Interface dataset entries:
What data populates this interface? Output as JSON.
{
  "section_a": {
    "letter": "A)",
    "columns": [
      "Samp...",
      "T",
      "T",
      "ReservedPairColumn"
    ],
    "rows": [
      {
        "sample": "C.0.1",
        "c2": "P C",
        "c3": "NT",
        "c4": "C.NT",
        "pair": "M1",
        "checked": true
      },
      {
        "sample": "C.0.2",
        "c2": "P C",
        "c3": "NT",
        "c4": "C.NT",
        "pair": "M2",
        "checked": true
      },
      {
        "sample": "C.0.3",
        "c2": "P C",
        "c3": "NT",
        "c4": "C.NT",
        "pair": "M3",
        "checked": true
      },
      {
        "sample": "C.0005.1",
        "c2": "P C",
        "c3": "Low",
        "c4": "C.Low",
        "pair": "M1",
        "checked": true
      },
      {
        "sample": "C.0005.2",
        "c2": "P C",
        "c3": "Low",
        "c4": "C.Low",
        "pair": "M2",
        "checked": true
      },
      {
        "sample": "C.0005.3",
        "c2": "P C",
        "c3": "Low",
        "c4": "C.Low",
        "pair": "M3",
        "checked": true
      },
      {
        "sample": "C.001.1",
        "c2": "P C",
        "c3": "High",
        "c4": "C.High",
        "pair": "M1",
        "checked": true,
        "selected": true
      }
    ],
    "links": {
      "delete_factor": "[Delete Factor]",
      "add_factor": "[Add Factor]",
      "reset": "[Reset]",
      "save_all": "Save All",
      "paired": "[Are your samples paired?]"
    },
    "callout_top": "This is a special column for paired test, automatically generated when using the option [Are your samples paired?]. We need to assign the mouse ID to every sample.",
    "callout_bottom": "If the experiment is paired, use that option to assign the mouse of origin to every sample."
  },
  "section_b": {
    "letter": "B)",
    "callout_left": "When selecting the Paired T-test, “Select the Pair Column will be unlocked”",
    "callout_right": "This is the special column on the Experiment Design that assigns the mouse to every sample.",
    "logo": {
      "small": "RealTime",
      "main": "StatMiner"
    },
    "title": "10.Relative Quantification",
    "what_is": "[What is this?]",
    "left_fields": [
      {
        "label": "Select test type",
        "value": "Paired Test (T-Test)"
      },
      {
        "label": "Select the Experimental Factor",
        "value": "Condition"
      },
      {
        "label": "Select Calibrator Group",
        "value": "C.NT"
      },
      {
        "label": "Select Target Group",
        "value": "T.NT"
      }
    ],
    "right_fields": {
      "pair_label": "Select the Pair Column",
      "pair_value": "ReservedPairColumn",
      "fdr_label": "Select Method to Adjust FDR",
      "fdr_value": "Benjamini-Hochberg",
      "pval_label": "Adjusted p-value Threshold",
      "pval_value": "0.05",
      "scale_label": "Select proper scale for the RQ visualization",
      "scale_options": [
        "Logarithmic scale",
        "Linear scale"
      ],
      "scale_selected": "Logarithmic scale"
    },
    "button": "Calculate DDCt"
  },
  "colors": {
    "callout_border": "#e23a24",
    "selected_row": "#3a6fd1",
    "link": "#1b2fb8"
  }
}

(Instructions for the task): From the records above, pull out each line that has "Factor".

(Response area):
      "delete_factor": "[Delete Factor]",
      "add_factor": "[Add Factor]",
        "label": "Select the Experimental Factor",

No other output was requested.